Southeast presents an appealing picture of the small independent enterprise struggling to give service. Its performance record for the public, which the Board considered, appears to be good. But the Board was also required to take into account Southeast's consistent operating losses, the impractical and unlikely prospects of a state subsidy, the paucity of Southeast's showing on the financial and managerial problems, and balance these against the positive and known record of Southern's past performance in nearby areas, and the inherent economic advantages of a larger carrier. Additionally, the ultimate cost to the federal government was an important element. All of these factors were properly considered by the Board and its selection of Southern was not arbitrary or unwarranted.
Southeast next contends that the Examiner acted arbitrarily in attaching divestiture conditions to his recommended grant to Southeast and that the Board acted arbitrarily in approving that part of the Examiner's recommendation. However, the Board's second order makes clear that a grant to Southeast would not be warranted even if Mason and Dixon were allowed to retain control with the consequent financial benefits to Southeast. *fn5 The Board's finding in this respect is supported by substantial evidence which has been previously discussed and hence there is no occasion for us to reach the divestiture issue.
Southeast further asserts it was deprived of full and fair hearing in that it was unaware that Southern was a competitive applicant in the proceeding. The argument rests chiefly on Southern's failure to present specific data regarding the particular route in issue. But the record shows this choice was based on Southern's belief that the route was not economically feasible. Nevertheless, Southern's president testified that if the Board found the route economically justified, Southern would gladly serve it.Moreover, he specifically stated that Southern would be "opposed to Southeast" if the Board should decide to certify the route. Finally, Southeast's brief to the Examiner consistently treated Southern as a competitive applicant, pointing out Southeast was better qualified in all aspects of air service. Since Southeast was fairly on notice that Southern was in a competitive position for the Tennessee route, the Board could properly certify Southern.Civil Aeronautics Board v. State Airlines, 338 U.S. 572 (1950); Braniff Airways v. Civil Aeronautics Board, 277 F.2d 334 (D.C. Cir. 1960).
We have considered Southeast's other contentions and find they do not warrant further discussion.The Board relied upon evidence of record in its decision, and also relied upon matters within its special competence.Universal Camera Corp. v. National Labor Relations Board, 340 U.S. 474 (1951). Procedural regularity was afforded.
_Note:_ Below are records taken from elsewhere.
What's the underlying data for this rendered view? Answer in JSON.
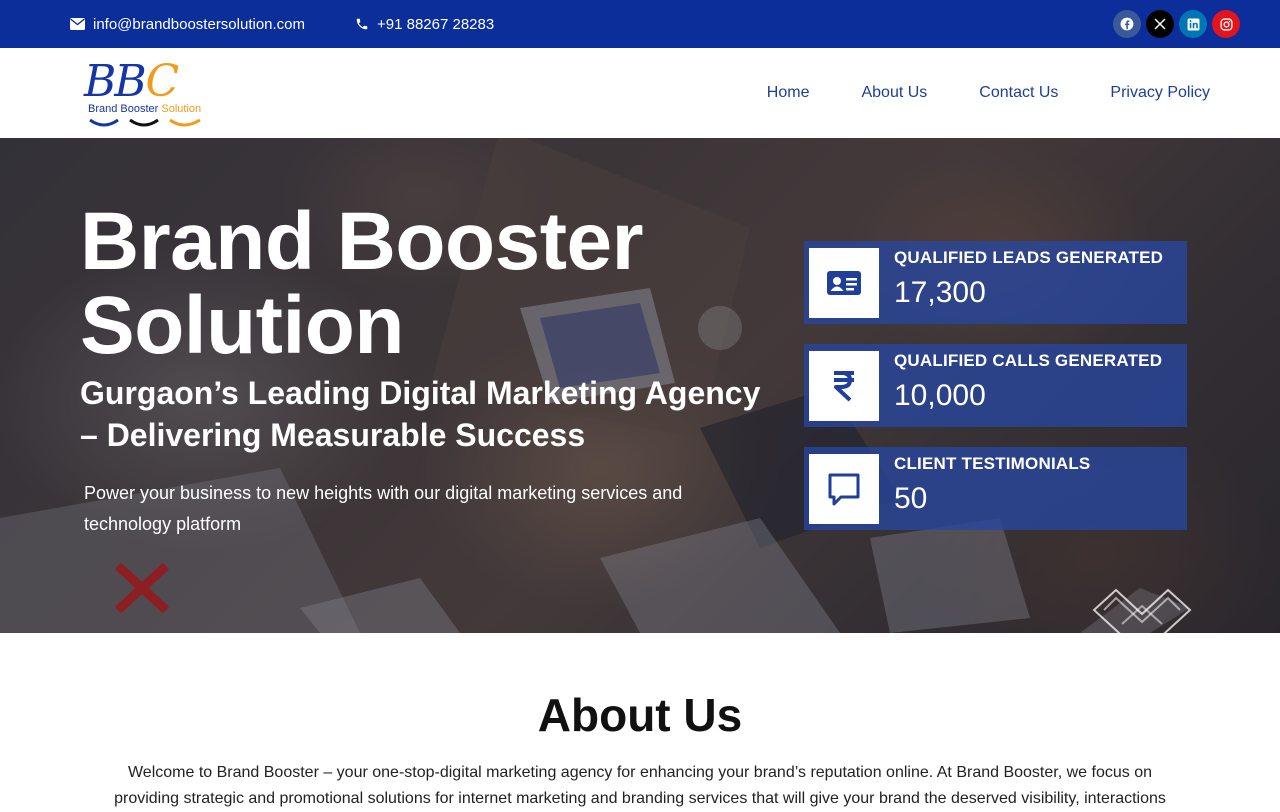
{
  "topbar": {
    "email": "info@brandboostersolution.com",
    "phone": "+91 88267 28283",
    "social": [
      {
        "name": "facebook-icon",
        "color": "#3b5998"
      },
      {
        "name": "x-icon",
        "color": "#000000"
      },
      {
        "name": "linkedin-icon",
        "color": "#0077b5"
      },
      {
        "name": "instagram-icon",
        "color": "#e4141d"
      }
    ]
  },
  "logo": {
    "letters_1": "B",
    "letters_2": "B",
    "letters_3": "C",
    "text_1": "Brand Booster ",
    "text_2": "Solution"
  },
  "nav": {
    "items": [
      {
        "label": "Home"
      },
      {
        "label": "About Us"
      },
      {
        "label": "Contact Us"
      },
      {
        "label": "Privacy Policy"
      }
    ]
  },
  "hero": {
    "title_line1": "Brand Booster",
    "title_line2": "Solution",
    "subtitle": "Gurgaon’s Leading Digital Marketing Agency – Delivering Measurable Success",
    "tagline": "Power your business to new heights with our digital marketing services and technology platform"
  },
  "stats": [
    {
      "label": "QUALIFIED LEADS GENERATED",
      "value": "17,300",
      "icon": "id-card-icon"
    },
    {
      "label": "QUALIFIED CALLS GENERATED",
      "value": "10,000",
      "icon": "rupee-icon"
    },
    {
      "label": "CLIENT TESTIMONIALS",
      "value": "50",
      "icon": "chat-icon"
    }
  ],
  "about": {
    "title": "About Us",
    "text": "Welcome to Brand Booster – your one-stop-digital marketing agency for enhancing your brand’s reputation online. At Brand Booster, we focus on providing strategic and promotional solutions for internet marketing and branding services that will give your brand the deserved visibility, interactions"
  },
  "colors": {
    "topbar": "#0b2e9b",
    "nav_link": "#1e3f99",
    "stat_bg": "#2846a0",
    "stat_icon": "#1f3f9a"
  }
}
All of the critical findings necessary for the Board's order are supported by substantial evidence and its order is therefore